Acquisitive growth in the UK, Ireland and continental Europe is running alongside good organic progress, and City analysts following the firm expect earnings to advance 36% this year and 12% during 2018. Meanwhile, at today’s 134p share price, the forward price-to-earnings (P/E) ratio for 2018 sits just below nine and the forward dividend yield at almost 4.6%. Those forward earnings should cover the payout around two-and-a-half times. Assuming that Europe’s economies are not about to fall off a cliff, I think these indicators represent good value.
Over at Servelec Group (LSE: SERV), yesterday’s interim results report sent the shares into a bit of a tail spin and at 240p, the price is around 16% lower than it was at the end of last week. The UK-based technology firm provides software, hardware and services to the UK healthcare, local government, nuclear, power, utilities, oil and gas sectors, but as you might have guessed, there’s a problem.
Positive long-term outlook
Chief executive Alan Stubbs tells us in the report that a deferment in customer demand in its technologies division, and in the power and infrastructure segment of its controls division, will likely affect short-term progress. But he assures us that the health and social care division, and the oil and gas segment of the controls division, are performing well and he is positive about the longer-term prospects of the company.
Such short-term challenges in an otherwise decent long-term story can spell opportunity for us investors and the first-half numbers show us the firm’s potential when things are going well.
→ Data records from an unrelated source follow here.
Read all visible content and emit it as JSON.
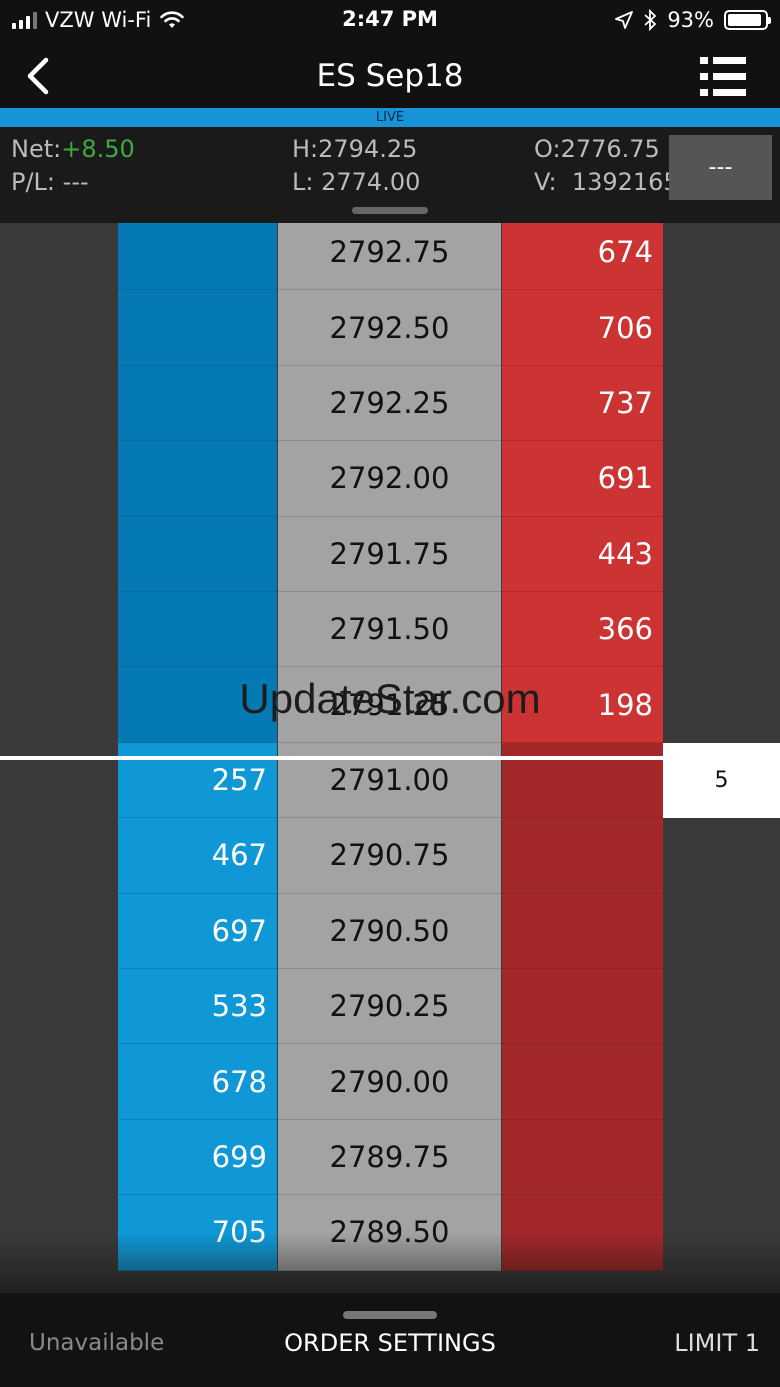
{
  "status_bar": {
    "carrier": "VZW Wi-Fi",
    "time": "2:47 PM",
    "battery_percent": "93%",
    "battery_level": 0.93
  },
  "nav": {
    "title": "ES Sep18",
    "live_label": "LIVE"
  },
  "info": {
    "net_label": "Net:",
    "net_value": "+8.50",
    "pl_label": "P/L:",
    "pl_value": "---",
    "high_label": "H:",
    "high_value": "2794.25",
    "low_label": "L:",
    "low_value": "2774.00",
    "open_label": "O:",
    "open_value": "2776.75",
    "volume_label": "V:",
    "volume_value": "1392165",
    "button_label": "---"
  },
  "ladder": {
    "watermark": "UpdateStar.com",
    "working_order_qty": "5",
    "rows": [
      {
        "price": "2792.75",
        "bid": "",
        "ask": "674"
      },
      {
        "price": "2792.50",
        "bid": "",
        "ask": "706"
      },
      {
        "price": "2792.25",
        "bid": "",
        "ask": "737"
      },
      {
        "price": "2792.00",
        "bid": "",
        "ask": "691"
      },
      {
        "price": "2791.75",
        "bid": "",
        "ask": "443"
      },
      {
        "price": "2791.50",
        "bid": "",
        "ask": "366"
      },
      {
        "price": "2791.25",
        "bid": "",
        "ask": "198"
      },
      {
        "price": "2791.00",
        "bid": "257",
        "ask": ""
      },
      {
        "price": "2790.75",
        "bid": "467",
        "ask": ""
      },
      {
        "price": "2790.50",
        "bid": "697",
        "ask": ""
      },
      {
        "price": "2790.25",
        "bid": "533",
        "ask": ""
      },
      {
        "price": "2790.00",
        "bid": "678",
        "ask": ""
      },
      {
        "price": "2789.75",
        "bid": "699",
        "ask": ""
      },
      {
        "price": "2789.50",
        "bid": "705",
        "ask": ""
      }
    ]
  },
  "bottom": {
    "left_label": "Unavailable",
    "center_label": "ORDER SETTINGS",
    "right_label": "LIMIT 1"
  },
  "colors": {
    "bid_upper": "#0479b3",
    "bid_lower": "#0f98d5",
    "ask_upper": "#cc3333",
    "ask_lower": "#a2282a",
    "price_column": "#a3a3a3",
    "live_bar": "#1893d8",
    "net_positive": "#3ea93e"
  },
  "icons": [
    "signal-icon",
    "wifi-icon",
    "location-icon",
    "bluetooth-icon",
    "battery-icon",
    "back-chevron-icon",
    "list-menu-icon"
  ]
}
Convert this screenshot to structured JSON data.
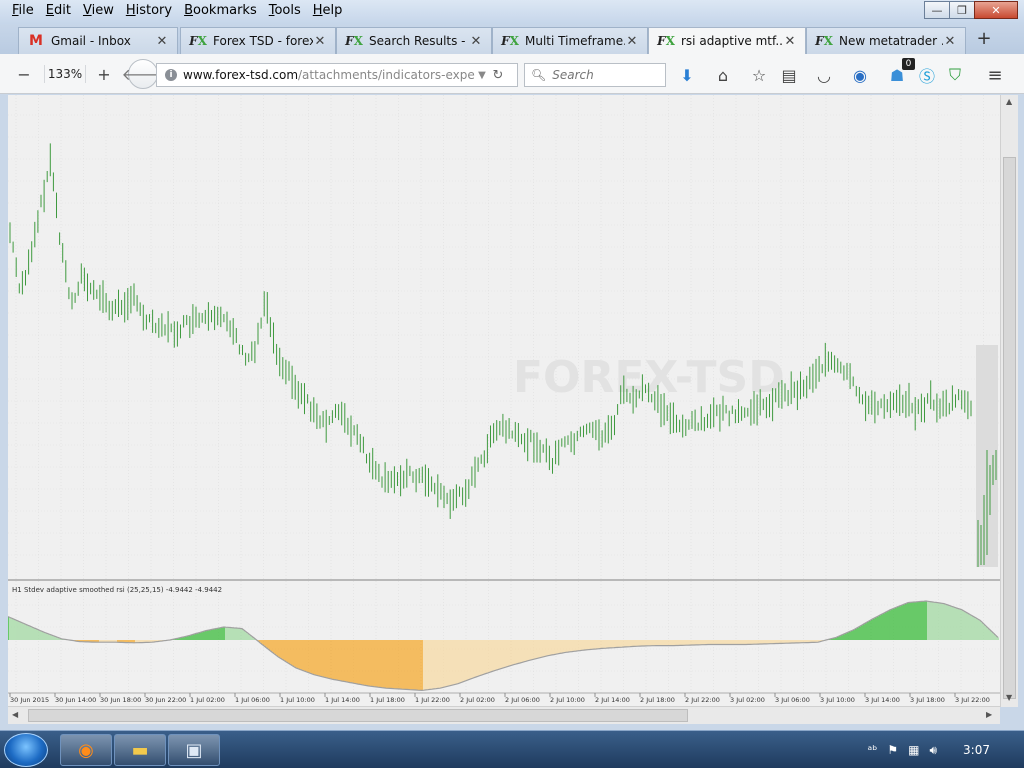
{
  "menu": {
    "items": [
      {
        "label": "File",
        "key": "F",
        "rest": "ile"
      },
      {
        "label": "Edit",
        "key": "E",
        "rest": "dit"
      },
      {
        "label": "View",
        "key": "V",
        "rest": "iew"
      },
      {
        "label": "History",
        "key": "H",
        "rest": "istory"
      },
      {
        "label": "Bookmarks",
        "key": "B",
        "rest": "ookmarks"
      },
      {
        "label": "Tools",
        "key": "T",
        "rest": "ools"
      },
      {
        "label": "Help",
        "key": "H",
        "rest": "elp"
      }
    ]
  },
  "window_buttons": {
    "minimize": "—",
    "maximize": "❐",
    "close": "✕"
  },
  "tabs": [
    {
      "label": "Gmail - Inbox",
      "icon": "gmail",
      "active": false
    },
    {
      "label": "Forex TSD - forex...",
      "icon": "fx",
      "active": false
    },
    {
      "label": "Search Results - ...",
      "icon": "fx",
      "active": false
    },
    {
      "label": "Multi Timeframe...",
      "icon": "fx",
      "active": false
    },
    {
      "label": "rsi adaptive mtf....",
      "icon": "fx",
      "active": true
    },
    {
      "label": "New metatrader ...",
      "icon": "fx",
      "active": false
    }
  ],
  "tab_close": "✕",
  "new_tab": "+",
  "toolbar": {
    "zoom_out": "−",
    "zoom_level": "133%",
    "zoom_in": "+",
    "back": "🡐",
    "url_domain": "www.forex-tsd.com",
    "url_path": "/attachments/indicators-expert-syst",
    "search_placeholder": "Search",
    "notification_count": "0"
  },
  "chart_data": {
    "type": "bar",
    "indicator_label": "H1 Stdev adaptive smoothed rsi (25,25,15) -4.9442 -4.9442",
    "watermark": "FOREX-TSD",
    "x_ticks": [
      "30 Jun 2015",
      "30 Jun 14:00",
      "30 Jun 18:00",
      "30 Jun 22:00",
      "1 Jul 02:00",
      "1 Jul 06:00",
      "1 Jul 10:00",
      "1 Jul 14:00",
      "1 Jul 18:00",
      "1 Jul 22:00",
      "2 Jul 02:00",
      "2 Jul 06:00",
      "2 Jul 10:00",
      "2 Jul 14:00",
      "2 Jul 18:00",
      "2 Jul 22:00",
      "3 Jul 02:00",
      "3 Jul 06:00",
      "3 Jul 10:00",
      "3 Jul 14:00",
      "3 Jul 18:00",
      "3 Jul 22:00"
    ],
    "price_path": [
      0.78,
      0.62,
      0.7,
      0.85,
      0.98,
      0.74,
      0.58,
      0.66,
      0.61,
      0.6,
      0.56,
      0.58,
      0.6,
      0.55,
      0.53,
      0.52,
      0.5,
      0.52,
      0.53,
      0.54,
      0.53,
      0.55,
      0.5,
      0.42,
      0.46,
      0.6,
      0.45,
      0.4,
      0.34,
      0.32,
      0.26,
      0.24,
      0.3,
      0.24,
      0.21,
      0.15,
      0.1,
      0.08,
      0.1,
      0.11,
      0.1,
      0.09,
      0.06,
      0.03,
      0.05,
      0.08,
      0.14,
      0.2,
      0.24,
      0.22,
      0.2,
      0.2,
      0.18,
      0.14,
      0.19,
      0.2,
      0.22,
      0.24,
      0.21,
      0.24,
      0.35,
      0.3,
      0.35,
      0.32,
      0.28,
      0.26,
      0.24,
      0.25,
      0.26,
      0.27,
      0.28,
      0.27,
      0.28,
      0.29,
      0.3,
      0.32,
      0.33,
      0.34,
      0.36,
      0.4,
      0.42,
      0.4,
      0.38,
      0.33,
      0.3,
      0.29,
      0.31,
      0.32,
      0.3,
      0.28,
      0.32,
      0.29,
      0.3,
      0.33,
      0.28,
      -0.18,
      0.0
    ],
    "osc_path": [
      0.45,
      0.3,
      0.15,
      0.02,
      -0.03,
      -0.04,
      -0.04,
      -0.05,
      -0.04,
      0.0,
      0.08,
      0.18,
      0.25,
      0.22,
      -0.05,
      -0.3,
      -0.5,
      -0.62,
      -0.7,
      -0.76,
      -0.82,
      -0.86,
      -0.88,
      -0.9,
      -0.86,
      -0.78,
      -0.66,
      -0.55,
      -0.45,
      -0.36,
      -0.28,
      -0.22,
      -0.18,
      -0.15,
      -0.13,
      -0.11,
      -0.1,
      -0.1,
      -0.09,
      -0.08,
      -0.08,
      -0.08,
      -0.07,
      -0.06,
      -0.05,
      -0.04,
      0.05,
      0.2,
      0.4,
      0.58,
      0.72,
      0.75,
      0.7,
      0.58,
      0.38,
      0.05
    ]
  },
  "taskbar": {
    "apps": [
      "firefox",
      "explorer",
      "window"
    ],
    "clock": "3:07"
  }
}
Compared to a year ago, revenue lifted 11%, adjusted diluted earnings per share rose 45%, and the firm’s net debt figure declined by a healthy-looking 54%. The directors indicated their ongoing confidence in the bigger-picture outlook by pushing up the dividend by 21%. I think Servelec is interesting right now and one to keep a close eye on.